The response must match the data below exactly, line for line.
____
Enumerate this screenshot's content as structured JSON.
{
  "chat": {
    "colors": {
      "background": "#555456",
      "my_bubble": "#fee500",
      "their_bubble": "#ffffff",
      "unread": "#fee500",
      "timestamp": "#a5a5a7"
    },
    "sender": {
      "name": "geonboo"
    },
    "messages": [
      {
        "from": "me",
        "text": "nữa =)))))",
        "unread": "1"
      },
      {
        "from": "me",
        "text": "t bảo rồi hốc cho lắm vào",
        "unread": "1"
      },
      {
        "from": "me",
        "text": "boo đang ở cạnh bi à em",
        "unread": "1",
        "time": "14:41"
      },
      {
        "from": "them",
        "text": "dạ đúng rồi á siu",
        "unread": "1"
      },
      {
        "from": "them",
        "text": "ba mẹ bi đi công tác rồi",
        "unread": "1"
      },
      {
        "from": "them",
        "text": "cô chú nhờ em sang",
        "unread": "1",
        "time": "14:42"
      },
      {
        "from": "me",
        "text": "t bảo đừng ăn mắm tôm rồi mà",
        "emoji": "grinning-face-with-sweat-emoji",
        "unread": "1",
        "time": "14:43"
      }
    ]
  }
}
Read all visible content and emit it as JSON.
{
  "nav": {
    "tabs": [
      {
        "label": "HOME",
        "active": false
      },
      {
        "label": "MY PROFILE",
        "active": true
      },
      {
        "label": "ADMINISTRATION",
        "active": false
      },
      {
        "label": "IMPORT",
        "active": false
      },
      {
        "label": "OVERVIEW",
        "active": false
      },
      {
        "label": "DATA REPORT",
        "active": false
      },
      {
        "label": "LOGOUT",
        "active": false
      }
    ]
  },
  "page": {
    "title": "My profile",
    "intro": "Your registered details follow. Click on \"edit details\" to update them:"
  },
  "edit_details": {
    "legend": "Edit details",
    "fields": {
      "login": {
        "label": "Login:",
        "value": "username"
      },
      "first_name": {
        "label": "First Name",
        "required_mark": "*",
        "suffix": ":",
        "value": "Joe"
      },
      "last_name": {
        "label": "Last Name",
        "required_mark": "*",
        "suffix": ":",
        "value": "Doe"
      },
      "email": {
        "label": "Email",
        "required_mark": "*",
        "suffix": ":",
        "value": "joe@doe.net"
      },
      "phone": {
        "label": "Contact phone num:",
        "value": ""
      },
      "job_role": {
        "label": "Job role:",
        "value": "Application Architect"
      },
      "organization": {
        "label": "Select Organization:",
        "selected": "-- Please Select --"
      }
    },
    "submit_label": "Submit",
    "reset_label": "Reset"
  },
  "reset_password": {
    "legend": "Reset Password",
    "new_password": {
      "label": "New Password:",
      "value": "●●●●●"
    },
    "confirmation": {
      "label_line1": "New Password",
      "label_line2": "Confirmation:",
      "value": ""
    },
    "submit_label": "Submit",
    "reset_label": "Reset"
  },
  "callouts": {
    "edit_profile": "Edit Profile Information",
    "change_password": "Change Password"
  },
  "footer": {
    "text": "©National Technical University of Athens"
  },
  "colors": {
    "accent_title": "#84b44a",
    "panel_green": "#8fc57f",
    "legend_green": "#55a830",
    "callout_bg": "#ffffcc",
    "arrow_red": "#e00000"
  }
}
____
### TASK SOLUTION
Enumerate this screenshot's content as structured JSON.
{
  "chat": {
    "colors": {
      "background": "#555456",
      "my_bubble": "#fee500",
      "their_bubble": "#ffffff",
      "unread": "#fee500",
      "timestamp": "#a5a5a7"
    },
    "sender": {
      "name": "geonboo"
    },
    "messages": [
      {
        "from": "me",
        "text": "nữa =)))))",
        "unread": "1"
      },
      {
        "from": "me",
        "text": "t bảo rồi hốc cho lắm vào",
        "unread": "1"
      },
      {
        "from": "me",
        "text": "boo đang ở cạnh bi à em",
        "unread": "1",
        "time": "14:41"
      },
      {
        "from": "them",
        "text": "dạ đúng rồi á siu",
        "unread": "1"
      },
      {
        "from": "them",
        "text": "ba mẹ bi đi công tác rồi",
        "unread": "1"
      },
      {
        "from": "them",
        "text": "cô chú nhờ em sang",
        "unread": "1",
        "time": "14:42"
      },
      {
        "from": "me",
        "text": "t bảo đừng ăn mắm tôm rồi mà",
        "emoji": "grinning-face-with-sweat-emoji",
        "unread": "1",
        "time": "14:43"
      }
    ]
  }
}
Read all visible content and emit it as JSON.
{
  "nav": {
    "tabs": [
      {
        "label": "HOME",
        "active": false
      },
      {
        "label": "MY PROFILE",
        "active": true
      },
      {
        "label": "ADMINISTRATION",
        "active": false
      },
      {
        "label": "IMPORT",
        "active": false
      },
      {
        "label": "OVERVIEW",
        "active": false
      },
      {
        "label": "DATA REPORT",
        "active": false
      },
      {
        "label": "LOGOUT",
        "active": false
      }
    ]
  },
  "page": {
    "title": "My profile",
    "intro": "Your registered details follow. Click on \"edit details\" to update them:"
  },
  "edit_details": {
    "legend": "Edit details",
    "fields": {
      "login": {
        "label": "Login:",
        "value": "username"
      },
      "first_name": {
        "label": "First Name",
        "required_mark": "*",
        "suffix": ":",
        "value": "Joe"
      },
      "last_name": {
        "label": "Last Name",
        "required_mark": "*",
        "suffix": ":",
        "value": "Doe"
      },
      "email": {
        "label": "Email",
        "required_mark": "*",
        "suffix": ":",
        "value": "joe@doe.net"
      },
      "phone": {
        "label": "Contact phone num:",
        "value": ""
      },
      "job_role": {
        "label": "Job role:",
        "value": "Application Architect"
      },
      "organization": {
        "label": "Select Organization:",
        "selected": "-- Please Select --"
      }
    },
    "submit_label": "Submit",
    "reset_label": "Reset"
  },
  "reset_password": {
    "legend": "Reset Password",
    "new_password": {
      "label": "New Password:",
      "value": "●●●●●"
    },
    "confirmation": {
      "label_line1": "New Password",
      "label_line2": "Confirmation:",
      "value": ""
    },
    "submit_label": "Submit",
    "reset_label": "Reset"
  },
  "callouts": {
    "edit_profile": "Edit Profile Information",
    "change_password": "Change Password"
  },
  "footer": {
    "text": "©National Technical University of Athens"
  },
  "colors": {
    "accent_title": "#84b44a",
    "panel_green": "#8fc57f",
    "legend_green": "#55a830",
    "callout_bg": "#ffffcc",
    "arrow_red": "#e00000"
  }
}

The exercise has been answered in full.